(Records excerpted from a collection)
>>>>

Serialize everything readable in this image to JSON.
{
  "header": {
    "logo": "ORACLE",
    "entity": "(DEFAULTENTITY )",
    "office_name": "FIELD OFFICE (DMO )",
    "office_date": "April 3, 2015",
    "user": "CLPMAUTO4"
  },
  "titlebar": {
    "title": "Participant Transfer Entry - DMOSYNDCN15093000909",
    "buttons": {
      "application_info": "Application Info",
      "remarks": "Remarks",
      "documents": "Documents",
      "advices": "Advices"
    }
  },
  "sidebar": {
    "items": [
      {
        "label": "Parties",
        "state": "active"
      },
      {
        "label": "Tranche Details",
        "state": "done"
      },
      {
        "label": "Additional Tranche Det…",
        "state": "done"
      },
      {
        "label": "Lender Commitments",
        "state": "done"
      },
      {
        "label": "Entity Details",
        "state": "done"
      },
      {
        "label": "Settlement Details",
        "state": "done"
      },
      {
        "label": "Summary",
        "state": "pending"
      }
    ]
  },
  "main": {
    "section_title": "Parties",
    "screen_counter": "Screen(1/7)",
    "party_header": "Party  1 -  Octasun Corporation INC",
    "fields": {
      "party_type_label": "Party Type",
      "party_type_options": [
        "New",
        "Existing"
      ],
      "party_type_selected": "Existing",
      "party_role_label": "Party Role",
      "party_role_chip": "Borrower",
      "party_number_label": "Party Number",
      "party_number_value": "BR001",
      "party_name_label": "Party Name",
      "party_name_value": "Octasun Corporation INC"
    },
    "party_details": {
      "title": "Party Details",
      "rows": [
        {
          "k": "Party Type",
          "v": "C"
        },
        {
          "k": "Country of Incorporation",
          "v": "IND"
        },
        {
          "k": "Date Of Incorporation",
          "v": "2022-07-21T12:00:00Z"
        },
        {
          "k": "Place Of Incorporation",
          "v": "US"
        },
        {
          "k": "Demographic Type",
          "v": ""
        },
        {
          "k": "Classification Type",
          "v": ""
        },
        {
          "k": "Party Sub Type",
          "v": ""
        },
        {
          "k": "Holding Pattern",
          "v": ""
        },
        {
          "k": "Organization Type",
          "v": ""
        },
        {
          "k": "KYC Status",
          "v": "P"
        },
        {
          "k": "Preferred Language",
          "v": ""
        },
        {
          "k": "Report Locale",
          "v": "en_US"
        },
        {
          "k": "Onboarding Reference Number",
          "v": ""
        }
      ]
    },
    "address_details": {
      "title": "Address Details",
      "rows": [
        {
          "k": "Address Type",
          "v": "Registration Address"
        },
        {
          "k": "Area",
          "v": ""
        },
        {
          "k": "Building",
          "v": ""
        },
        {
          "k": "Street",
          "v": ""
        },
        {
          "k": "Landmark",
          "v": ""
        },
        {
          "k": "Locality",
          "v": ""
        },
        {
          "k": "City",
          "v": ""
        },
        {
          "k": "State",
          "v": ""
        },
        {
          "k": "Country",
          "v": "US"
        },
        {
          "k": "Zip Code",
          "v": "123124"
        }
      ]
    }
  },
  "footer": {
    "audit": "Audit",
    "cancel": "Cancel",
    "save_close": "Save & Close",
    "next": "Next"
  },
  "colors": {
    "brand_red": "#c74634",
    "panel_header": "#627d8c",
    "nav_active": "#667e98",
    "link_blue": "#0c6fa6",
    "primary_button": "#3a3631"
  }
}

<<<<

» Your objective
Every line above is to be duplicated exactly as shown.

» Your response
Serialize everything readable in this image to JSON.
{
  "header": {
    "logo": "ORACLE",
    "entity": "(DEFAULTENTITY )",
    "office_name": "FIELD OFFICE (DMO )",
    "office_date": "April 3, 2015",
    "user": "CLPMAUTO4"
  },
  "titlebar": {
    "title": "Participant Transfer Entry - DMOSYNDCN15093000909",
    "buttons": {
      "application_info": "Application Info",
      "remarks": "Remarks",
      "documents": "Documents",
      "advices": "Advices"
    }
  },
  "sidebar": {
    "items": [
      {
        "label": "Parties",
        "state": "active"
      },
      {
        "label": "Tranche Details",
        "state": "done"
      },
      {
        "label": "Additional Tranche Det…",
        "state": "done"
      },
      {
        "label": "Lender Commitments",
        "state": "done"
      },
      {
        "label": "Entity Details",
        "state": "done"
      },
      {
        "label": "Settlement Details",
        "state": "done"
      },
      {
        "label": "Summary",
        "state": "pending"
      }
    ]
  },
  "main": {
    "section_title": "Parties",
    "screen_counter": "Screen(1/7)",
    "party_header": "Party  1 -  Octasun Corporation INC",
    "fields": {
      "party_type_label": "Party Type",
      "party_type_options": [
        "New",
        "Existing"
      ],
      "party_type_selected": "Existing",
      "party_role_label": "Party Role",
      "party_role_chip": "Borrower",
      "party_number_label": "Party Number",
      "party_number_value": "BR001",
      "party_name_label": "Party Name",
      "party_name_value": "Octasun Corporation INC"
    },
    "party_details": {
      "title": "Party Details",
      "rows": [
        {
          "k": "Party Type",
          "v": "C"
        },
        {
          "k": "Country of Incorporation",
          "v": "IND"
        },
        {
          "k": "Date Of Incorporation",
          "v": "2022-07-21T12:00:00Z"
        },
        {
          "k": "Place Of Incorporation",
          "v": "US"
        },
        {
          "k": "Demographic Type",
          "v": ""
        },
        {
          "k": "Classification Type",
          "v": ""
        },
        {
          "k": "Party Sub Type",
          "v": ""
        },
        {
          "k": "Holding Pattern",
          "v": ""
        },
        {
          "k": "Organization Type",
          "v": ""
        },
        {
          "k": "KYC Status",
          "v": "P"
        },
        {
          "k": "Preferred Language",
          "v": ""
        },
        {
          "k": "Report Locale",
          "v": "en_US"
        },
        {
          "k": "Onboarding Reference Number",
          "v": ""
        }
      ]
    },
    "address_details": {
      "title": "Address Details",
      "rows": [
        {
          "k": "Address Type",
          "v": "Registration Address"
        },
        {
          "k": "Area",
          "v": ""
        },
        {
          "k": "Building",
          "v": ""
        },
        {
          "k": "Street",
          "v": ""
        },
        {
          "k": "Landmark",
          "v": ""
        },
        {
          "k": "Locality",
          "v": ""
        },
        {
          "k": "City",
          "v": ""
        },
        {
          "k": "State",
          "v": ""
        },
        {
          "k": "Country",
          "v": "US"
        },
        {
          "k": "Zip Code",
          "v": "123124"
        }
      ]
    }
  },
  "footer": {
    "audit": "Audit",
    "cancel": "Cancel",
    "save_close": "Save & Close",
    "next": "Next"
  },
  "colors": {
    "brand_red": "#c74634",
    "panel_header": "#627d8c",
    "nav_active": "#667e98",
    "link_blue": "#0c6fa6",
    "primary_button": "#3a3631"
  }
}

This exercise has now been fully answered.